The second stakeholder workshop was held on January 31, 2019 with stakeholders who work on the Massey Complex. The work shop was attended by 70 stakeholders who participated in exercises to begin to define the master plan concepts including where to locate the Police Evidence Storage Facility, how to expand the Courthouse to meet future growth needs of the Courts, how to best utilize and create a sense of place for the Old Courthouse and the Historic Jail, how to begin to block and organize the site for future growth needs, pedestrian and vehicle access patterns, and what would a Public Private Partnership look like on the site.
The third stakeholder workshop was held on May 2, 2019 with stakeholders who work at the Massey Complex. Participants got their first chance to review three different master plan concepts.

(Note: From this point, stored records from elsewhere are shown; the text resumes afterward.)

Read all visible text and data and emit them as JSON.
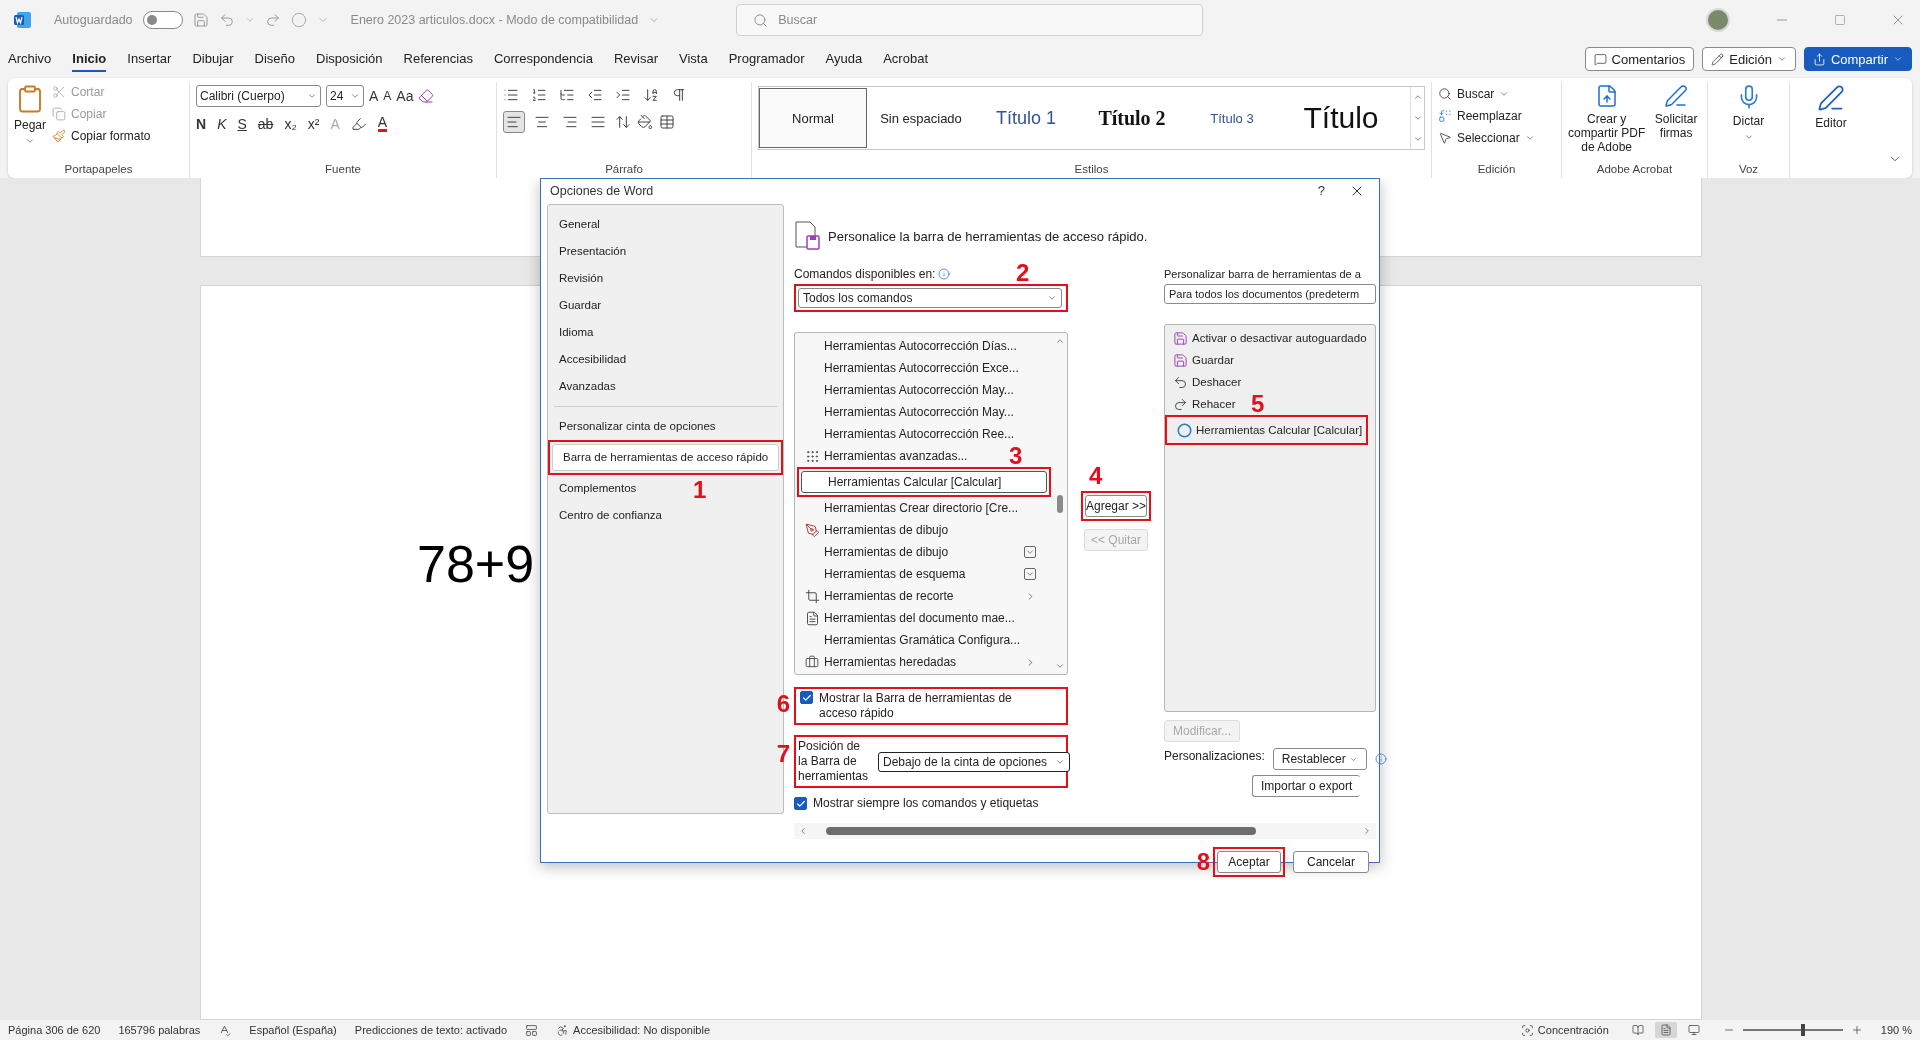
{
  "title_bar": {
    "autosave_label": "Autoguardado",
    "autosave_on": false,
    "document_title": "Enero 2023 articulos.docx  -  Modo de compatibilidad",
    "search_placeholder": "Buscar"
  },
  "menu_tabs": [
    {
      "label": "Archivo",
      "selected": false
    },
    {
      "label": "Inicio",
      "selected": true
    },
    {
      "label": "Insertar",
      "selected": false
    },
    {
      "label": "Dibujar",
      "selected": false
    },
    {
      "label": "Diseño",
      "selected": false
    },
    {
      "label": "Disposición",
      "selected": false
    },
    {
      "label": "Referencias",
      "selected": false
    },
    {
      "label": "Correspondencia",
      "selected": false
    },
    {
      "label": "Revisar",
      "selected": false
    },
    {
      "label": "Vista",
      "selected": false
    },
    {
      "label": "Programador",
      "selected": false
    },
    {
      "label": "Ayuda",
      "selected": false
    },
    {
      "label": "Acrobat",
      "selected": false
    }
  ],
  "top_buttons": {
    "comments": "Comentarios",
    "editing": "Edición",
    "share": "Compartir"
  },
  "ribbon": {
    "clipboard": {
      "paste": "Pegar",
      "cut": "Cortar",
      "copy": "Copiar",
      "format_painter": "Copiar formato",
      "group": "Portapapeles"
    },
    "font": {
      "font_name": "Calibri (Cuerpo)",
      "font_size": "24",
      "grow": "A",
      "shrink": "A",
      "case": "Aa",
      "bold": "N",
      "italic": "K",
      "underline": "S",
      "strike": "ab",
      "subscript": "x₂",
      "superscript": "x²",
      "effects": "A",
      "font_color_label": "A",
      "group": "Fuente"
    },
    "paragraph": {
      "alignments": [
        {
          "selected": true
        },
        {
          "selected": false
        },
        {
          "selected": false
        },
        {
          "selected": false
        }
      ],
      "group": "Párrafo"
    },
    "styles": {
      "items": [
        {
          "label": "Normal",
          "kind": "normal",
          "selected": true
        },
        {
          "label": "Sin espaciado",
          "kind": "nospace",
          "selected": false
        },
        {
          "label": "Título 1",
          "kind": "h1",
          "selected": false
        },
        {
          "label": "Título 2",
          "kind": "h2",
          "selected": false
        },
        {
          "label": "Título 3",
          "kind": "h3",
          "selected": false
        },
        {
          "label": "Título",
          "kind": "title",
          "selected": false
        }
      ],
      "group": "Estilos"
    },
    "editing": {
      "find": "Buscar",
      "replace": "Reemplazar",
      "select": "Seleccionar",
      "group": "Edición"
    },
    "acrobat": {
      "create_pdf": "Crear y compartir PDF de Adobe",
      "signatures": "Solicitar firmas",
      "group": "Adobe Acrobat"
    },
    "voice": {
      "dictate": "Dictar",
      "group": "Voz"
    },
    "editor": {
      "label": "Editor"
    }
  },
  "document": {
    "text": "78+9"
  },
  "dialog": {
    "title": "Opciones de Word",
    "help": "?",
    "nav_sections": [
      {
        "items": [
          {
            "label": "General",
            "selected": false
          },
          {
            "label": "Presentación",
            "selected": false
          },
          {
            "label": "Revisión",
            "selected": false
          },
          {
            "label": "Guardar",
            "selected": false
          },
          {
            "label": "Idioma",
            "selected": false
          },
          {
            "label": "Accesibilidad",
            "selected": false
          },
          {
            "label": "Avanzadas",
            "selected": false
          }
        ]
      },
      {
        "items": [
          {
            "label": "Personalizar cinta de opciones",
            "selected": false
          },
          {
            "label": "Barra de herramientas de acceso rápido",
            "selected": true,
            "annotation": "1"
          },
          {
            "label": "Complementos",
            "selected": false
          },
          {
            "label": "Centro de confianza",
            "selected": false
          }
        ]
      }
    ],
    "heading": "Personalice la barra de herramientas de acceso rápido.",
    "commands_label": "Comandos disponibles en:",
    "commands_dropdown": {
      "value": "Todos los comandos",
      "annotation": "2"
    },
    "commands": [
      {
        "label": "Herramientas Autocorrección Días...",
        "kind": "plain",
        "selected": false
      },
      {
        "label": "Herramientas Autocorrección Exce...",
        "kind": "plain",
        "selected": false
      },
      {
        "label": "Herramientas Autocorrección May...",
        "kind": "plain",
        "selected": false
      },
      {
        "label": "Herramientas Autocorrección May...",
        "kind": "plain",
        "selected": false
      },
      {
        "label": "Herramientas Autocorrección Ree...",
        "kind": "plain",
        "selected": false
      },
      {
        "label": "Herramientas avanzadas...",
        "kind": "plain",
        "selected": false
      },
      {
        "label": "Herramientas Calcular [Calcular]",
        "kind": "plain",
        "selected": true,
        "annotation": "3"
      },
      {
        "label": "Herramientas Crear directorio [Cre...",
        "kind": "plain",
        "selected": false
      },
      {
        "label": "Herramientas de dibujo",
        "kind": "plain",
        "selected": false
      },
      {
        "label": "Herramientas de dibujo",
        "kind": "dropdown",
        "selected": false
      },
      {
        "label": "Herramientas de esquema",
        "kind": "dropdown",
        "selected": false
      },
      {
        "label": "Herramientas de recorte",
        "kind": "submenu",
        "selected": false
      },
      {
        "label": "Herramientas del documento mae...",
        "kind": "plain",
        "selected": false
      },
      {
        "label": "Herramientas Gramática Configura...",
        "kind": "plain",
        "selected": false
      },
      {
        "label": "Herramientas heredadas",
        "kind": "submenu",
        "selected": false
      }
    ],
    "add_button": {
      "label": "Agregar >>",
      "annotation": "4"
    },
    "remove_button": {
      "label": "<< Quitar",
      "disabled": true
    },
    "customize_label": "Personalizar barra de herramientas de a",
    "customize_dropdown": "Para todos los documentos (predeterm",
    "qat_items": [
      {
        "label": "Activar o desactivar autoguardado"
      },
      {
        "label": "Guardar"
      },
      {
        "label": "Deshacer"
      },
      {
        "label": "Rehacer"
      },
      {
        "label": "Herramientas Calcular [Calcular]",
        "annotation": "5"
      }
    ],
    "modify_button": {
      "label": "Modificar...",
      "disabled": true
    },
    "customizations_label": "Personalizaciones:",
    "reset_button": "Restablecer",
    "import_button": "Importar o export",
    "show_qat": {
      "label": "Mostrar la Barra de herramientas de acceso rápido",
      "checked": true,
      "annotation": "6"
    },
    "position": {
      "label": "Posición de la Barra de herramientas",
      "value": "Debajo de la cinta de opciones",
      "annotation": "7"
    },
    "show_labels": {
      "label": "Mostrar siempre los comandos y etiquetas",
      "checked": true
    },
    "ok_button": {
      "label": "Aceptar",
      "annotation": "8"
    },
    "cancel_button": "Cancelar"
  },
  "status_bar": {
    "page": "Página 306 de 620",
    "words": "165796 palabras",
    "language": "Español (España)",
    "predictions": "Predicciones de texto: activado",
    "accessibility": "Accesibilidad: No disponible",
    "focus": "Concentración",
    "views": [
      {
        "selected": false
      },
      {
        "selected": true
      },
      {
        "selected": false
      }
    ],
    "zoom_slider": {
      "level": 0.6
    },
    "zoom": "190 %"
  }
}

This project is listed in the FY 2021 - FY 2024 Adopted Capital Improvement Program (CIP) on page number 157.
Architectural Review Board Briefing. The presentation includes master plan priorities and the project schedule.
The Massey Building in Fairfax, VA, was demolished in 2020. It took about 320 calendar days (10 months) to take down the 196 foot structure. The building was named after Carlton C. Massey, the first County Executive for Fairfax County, who served from 1952 to 1971.
12000 Government Center Pkwy
Fairfax, VA 22035